Filling the Cyclone with the sold-out crowd for Shidare’s final live was a process that took an hour. Exactly an hour. From 5:00 to 6:00 p.m. we 300 lucky few were lined up by reservation number, led into the club stairwell by groups of 20 and then released to the cashier and into the club in groups of 10. Tokyo has seen a cold spell the last couple days, so people were shedding layers as we jostled, shifted and raised the room temperature with each additional body stuffed into the small space.
Still, the energy among the crowd was high with a kind of giddy yet morbid anticipation. Everyone seemed anxious for the show to start but dreaded what it signified: the beginning of the end of Shidare’s tenure in Tsurezure.

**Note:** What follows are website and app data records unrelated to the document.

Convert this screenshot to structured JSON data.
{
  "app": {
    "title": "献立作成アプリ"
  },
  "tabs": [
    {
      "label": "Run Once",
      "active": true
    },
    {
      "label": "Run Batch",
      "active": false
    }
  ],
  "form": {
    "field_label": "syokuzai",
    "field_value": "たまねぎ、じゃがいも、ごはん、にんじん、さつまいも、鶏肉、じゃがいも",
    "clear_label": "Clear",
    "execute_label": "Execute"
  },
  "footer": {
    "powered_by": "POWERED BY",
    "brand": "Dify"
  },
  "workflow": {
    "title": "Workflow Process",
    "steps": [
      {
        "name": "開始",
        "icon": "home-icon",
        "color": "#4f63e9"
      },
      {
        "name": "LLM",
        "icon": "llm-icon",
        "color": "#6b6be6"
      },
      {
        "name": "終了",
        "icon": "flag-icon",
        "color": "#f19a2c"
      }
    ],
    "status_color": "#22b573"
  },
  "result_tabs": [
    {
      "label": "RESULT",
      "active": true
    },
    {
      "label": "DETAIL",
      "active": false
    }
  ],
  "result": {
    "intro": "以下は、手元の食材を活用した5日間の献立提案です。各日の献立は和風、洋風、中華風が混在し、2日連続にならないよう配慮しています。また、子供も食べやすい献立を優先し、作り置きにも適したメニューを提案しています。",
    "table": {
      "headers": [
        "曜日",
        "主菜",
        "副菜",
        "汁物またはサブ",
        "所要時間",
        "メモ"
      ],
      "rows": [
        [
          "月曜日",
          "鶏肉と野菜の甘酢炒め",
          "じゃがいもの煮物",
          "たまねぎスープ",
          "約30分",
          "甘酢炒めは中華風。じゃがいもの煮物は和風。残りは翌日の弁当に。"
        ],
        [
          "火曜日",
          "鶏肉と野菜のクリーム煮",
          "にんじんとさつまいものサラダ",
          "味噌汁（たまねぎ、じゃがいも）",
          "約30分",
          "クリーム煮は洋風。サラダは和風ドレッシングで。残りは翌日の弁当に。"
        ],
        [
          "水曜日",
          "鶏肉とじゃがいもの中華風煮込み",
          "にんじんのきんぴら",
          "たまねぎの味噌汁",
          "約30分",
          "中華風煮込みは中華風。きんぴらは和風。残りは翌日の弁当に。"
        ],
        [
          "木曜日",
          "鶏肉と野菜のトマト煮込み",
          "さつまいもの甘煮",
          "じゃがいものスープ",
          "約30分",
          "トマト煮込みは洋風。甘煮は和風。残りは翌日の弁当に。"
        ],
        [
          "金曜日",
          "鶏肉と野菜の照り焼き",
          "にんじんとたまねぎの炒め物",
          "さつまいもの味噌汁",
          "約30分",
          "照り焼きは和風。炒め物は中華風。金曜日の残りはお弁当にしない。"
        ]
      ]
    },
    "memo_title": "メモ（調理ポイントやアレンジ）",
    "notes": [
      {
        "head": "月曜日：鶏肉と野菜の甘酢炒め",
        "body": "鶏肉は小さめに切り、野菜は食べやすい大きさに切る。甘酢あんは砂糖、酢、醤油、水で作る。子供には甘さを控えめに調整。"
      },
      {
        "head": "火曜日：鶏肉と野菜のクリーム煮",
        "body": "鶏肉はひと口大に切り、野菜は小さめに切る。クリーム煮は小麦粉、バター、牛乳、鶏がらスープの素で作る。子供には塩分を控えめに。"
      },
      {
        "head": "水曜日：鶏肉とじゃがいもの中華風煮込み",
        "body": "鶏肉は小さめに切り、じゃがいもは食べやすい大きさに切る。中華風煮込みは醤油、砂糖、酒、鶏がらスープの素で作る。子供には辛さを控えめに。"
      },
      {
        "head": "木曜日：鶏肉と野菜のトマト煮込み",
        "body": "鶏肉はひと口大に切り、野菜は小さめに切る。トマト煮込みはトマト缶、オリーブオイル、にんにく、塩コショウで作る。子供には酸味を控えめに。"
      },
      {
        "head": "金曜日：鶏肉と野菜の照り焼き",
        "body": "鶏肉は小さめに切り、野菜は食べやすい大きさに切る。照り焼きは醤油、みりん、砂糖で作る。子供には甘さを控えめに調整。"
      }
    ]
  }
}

The lights eventually dropped and the members walked out in their traditional intro of spoken words and passing hand-written talismans to audience members who ritually tear them to pieces. With the short ceremony complete, Tsurezure broke into “Doppelgänger” and the little black box exploded.
The show itself was truly a proper send-off for Shidare. It was one of those rare gigs where both those onstage and in the audience are in sync and determined to give everything they have. This was 300 die-hard fans and a group trying to deliver the perfect farewell to a beloved member. For the first few songs, Mei Yui Mei was bursting into tears on a regular basis but powering through. Kotetsu looked to be in a similar state but kept brushing her hair over her face, so it was hard to tell for sure. The crowd was practically non-stop lifting, moshing and surfing to the point where, during “Gunjo”, Komachi looked at the chaos in the audience and the permanent stoicism on her face cracked into a smile.
The heat in the place took a bit of a toll and, after the first MC break, those who could stripped off another layer and the crowd settled in for a few songs. This relative calm was eventually shattered by the first notes of “Ideology” and, now rested, pandemonium broke out in the audience once again. A couple of ultramarines had brought in fake cherry blossom branches and, in an almost perfect moment, were lifted and launched towards the stage to frame Shidare in sakura as she sang that soaring bridge.
After 60 minutes, Tsurezure left the stage for a short break which I believe the sweat-soaked audience needed as much as the performers. Tsurezure returned shortly to kick off their first encore with the most rousing performance of “Shinjuku Cinema Connection” I can remember. In general, the show’s set list favored their earlier material, including almost the entirety of Post Catastrophe and most of Antino Mi Ideology, which the audience seems to appreciate. During “Tsureduresanka”, the gunjo formed a wall of lifters that stretched the entire width of the theater. It was a pretty impressive feat. The group’s tears from earlier in the evening seemed to have been overcome for the moment, and Tsurezure were now visibly enjoying themselves. In closing the first encore with “GaGa”, Shidare looked so happy she forgot the choreography and ended up stumbling into her laughing partners more than once.
The second encore was much shorter and more poignant, made up of only “Loud Asymmetry” and closing the show (and the career of Tsurezure’s center) with Shidare’s solo song, “Kuro Byakuya”. This was followed by many tears and emotional words from the members, thanking and wishing Shidare well. Most poignantly, I thought, was Shidare’s co-founding partner Komachi, who tried to form a sentence and then, before she could start crying, stopped, collected herself and just quickly blurted out, “arigatou gozaimasu”.
While the show was over at this point, the evening was not. Management started shouting instructions for cheki lines while people held up the random items found strewn across the floor during the lifts and pits. Jackets, shoes, and even a passport were reunited with those who had lost them in the chaos while the 300 slowly unpacked themselves from the Cyclone into Shidare’s farewell cheki line. In the end, the line stretched from the stage, through the club, out the door and up the stairwell to the street. Our first trip through the line took two hours even though they were limiting interaction with Shidare to 45 seconds. They were also only allowing two cheki at a time, so those who wanted more had to get in line again.
Overall it was a helluva show which you will be able to see for yourself if you join their international fan club. Tsurezure were firing on all cylinders, and the audience didn’t hold anything back. I believe it will prove to be an unforgettable send-off for Shidare and I’m really grateful I had the chance to wish her a proper farewell. The only downside really was just the whole reason for putting the show on at all.
— ◎屋しだれ (@shida_tsurezure) February 2, 2019